A preliminary report from an international panel of marine experts said that the condition of the world's seas was worsening more quickly than had been predicted; already fish stocks are collapsing, leading to a risk of rising food prices and even starvation in some parts of the world.
   
The scientists blamed the increased amount of carbon dioxide in the atmosphere for pushing up ocean temperatures, boosting algae so there is less oxygen and increasing acidity of the water, 'reported in international publication.
   
The conditions are similar to every previous mass extinction event in the Earth's history, they say.
   
Dr Alex Rogers, scientific director of International Programme on the State of the Ocean which convened a workshop at Oxford University, along with the International Union for
Conservation of Nature (IUCN), said the next generation would suffer if species are allowed to go extinct.
   
"As we considered the cumulative effect of what humankind does to the ocean the implications became far worse than we had individually realised. This is a very serious situation demanding unequivocal action at every level.
   
"We are looking at consequences for humankind that will impact in our lifetime and, worse, our children's and generations beyond that," he was quoted as saying.
   
The scientists have called for a range of urgent measures to cut carbon emissions, reduce over-fishing, shut unsustainable fisheries, create protected areas in the seas, and cut pollution.

Problems multiplying


Meanwhile the health of the world's oceans is declining much faster than originally thought under siege from pollution, overfishing and other man-made problems all at once scientists say in a new report.

The mix of interacting ingredients is in place for a mass extinction in the world's oceans, said a report by a top panel of scientists that will be presented to the United Nations on Tuesday.
   
The report says the troubles from global warming and other factors are worse when they combine with each other.

Factors include dead zones from farm run-off, an increase in acidity from too much carbon dioxide, habitat destruction and melting sea ice, along with overfishing.
   
"Things seem to be going wrong on several different levels," said Carl Lundin, director of global marine programs at the International Union for Conservation of Nature, which helped produce the report with the International Programme on the State of the Ocean.

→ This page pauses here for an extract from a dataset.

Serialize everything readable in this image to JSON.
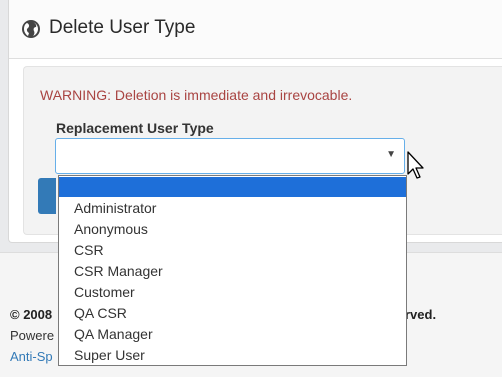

The conclusions follow an international meeting this spring in England to discuss the fate of the world's oceans.
   
Some of the changes affecting the world's seas all of which have been warned about individually in the past are happening faster than the worst case scenarios that were predicted just a few years ago, the report said.

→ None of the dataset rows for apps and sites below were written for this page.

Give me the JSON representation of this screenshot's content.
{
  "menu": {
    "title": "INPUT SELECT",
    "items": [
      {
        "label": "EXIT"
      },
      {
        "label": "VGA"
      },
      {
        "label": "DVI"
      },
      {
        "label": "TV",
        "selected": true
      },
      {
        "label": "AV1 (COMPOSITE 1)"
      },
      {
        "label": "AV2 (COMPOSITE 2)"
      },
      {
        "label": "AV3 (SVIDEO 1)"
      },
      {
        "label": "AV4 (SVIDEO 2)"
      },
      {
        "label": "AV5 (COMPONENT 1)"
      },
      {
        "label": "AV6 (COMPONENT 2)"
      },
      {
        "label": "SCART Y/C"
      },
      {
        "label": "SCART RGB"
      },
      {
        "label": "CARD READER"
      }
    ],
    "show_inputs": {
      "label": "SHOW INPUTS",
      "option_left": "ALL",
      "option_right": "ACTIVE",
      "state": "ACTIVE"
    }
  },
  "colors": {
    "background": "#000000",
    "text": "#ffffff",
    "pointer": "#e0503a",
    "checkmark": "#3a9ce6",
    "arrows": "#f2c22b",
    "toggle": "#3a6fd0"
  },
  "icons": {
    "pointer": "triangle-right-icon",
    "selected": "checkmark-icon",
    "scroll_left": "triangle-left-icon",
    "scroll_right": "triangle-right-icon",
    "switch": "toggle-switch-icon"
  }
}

"It was a more dire report than any of us thought because we look at our own little issues," Lundin said in an interview. "When you put them all together, it's a pretty bleak situation."

The combination of problems suggests there's a brewing worldwide die-off of species that would rival past mass extinctions, scientists said in the document. Coral deaths alone would be considered a mass extinction, according to study chief author Alex Rogers of the University of Oxford. A single bleaching event in 1998 killed one-sixth of the world's tropical coral reefs.

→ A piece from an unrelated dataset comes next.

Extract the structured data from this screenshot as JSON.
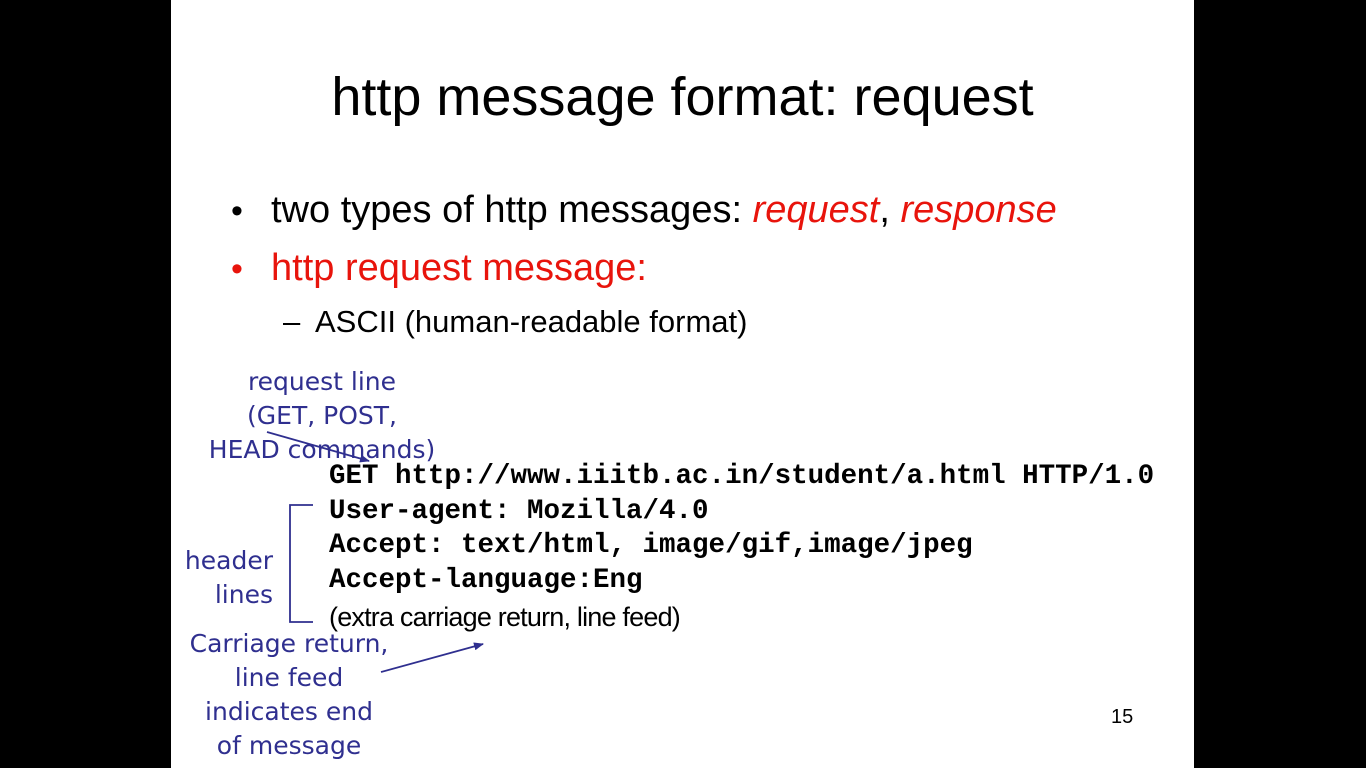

Lundin pointed to deaths of 1,000-year-old coral in the Indian Ocean and called it "really unprecedented."

"We now face losing marine species and entire marine ecosystems, such as coral reefs, within a single generation," the report said.
   
Carbon dioxide from the burning of coal and other fossil fuels ends up sinking in the ocean which then becomes more acidic. Warmer ocean temperatures also are shifting species from their normal habitats, Rogers said.

(Agencies)